Back in the days of hot metal in old Fleet Street, there were alleged to be a whole series of practices, which were not allowed for in contracts of service. They were known as Spanish practices or Spanish customs, such as false names on worksheets and payments for a day's work when half an hour had actually been worked.
New heads sometimes find that there are various practices and interpretations of agreements that have crept into use in the school they take over. When they question them, they are told it is custom and practice in this school or local authority.
So what status does custom and practice have? The cynical lawyer's saying goes: "Custom and practice is the last refuge of a scoundrel when no better arguments are to hand."
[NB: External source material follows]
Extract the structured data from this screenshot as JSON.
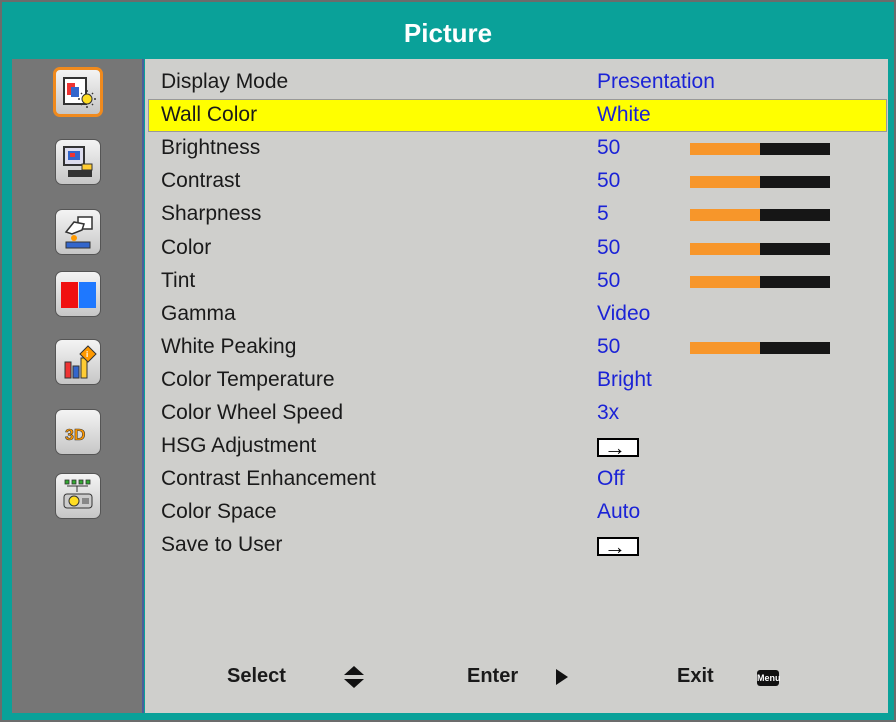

The fundamental basis for the relationship between the employer and employee is the signed contract. For teachers in maintained schools, this will incorporate the statutory School Teachers' Pay and Conditions Document and agreements explicitly incorporated in it, and usually the Burgundy Book agreement, which defines areas such as resignation dates. Staff covered by transfer of undertakings (Tupe) retain those conditions of service unless they agree to change them or until changes can no longer be considered to be "related to the transfer".
Custom and practice, rather like a footpath, is established by long and regular use, to the point that it can be assumed to be included in the contract. The rule of thumb is that it must be certain (it always happens), notorious (everyone knows about it), and reasonable. If these do not apply, it is not part of the contract. Moreover, these practices can be changed (although consultation may be needed). A head should consult the school's HR adviser, but she should not be prevented by a slogan from making a necessary change.
Richard Bird, Legal consultant to the Association of School and College Leaders.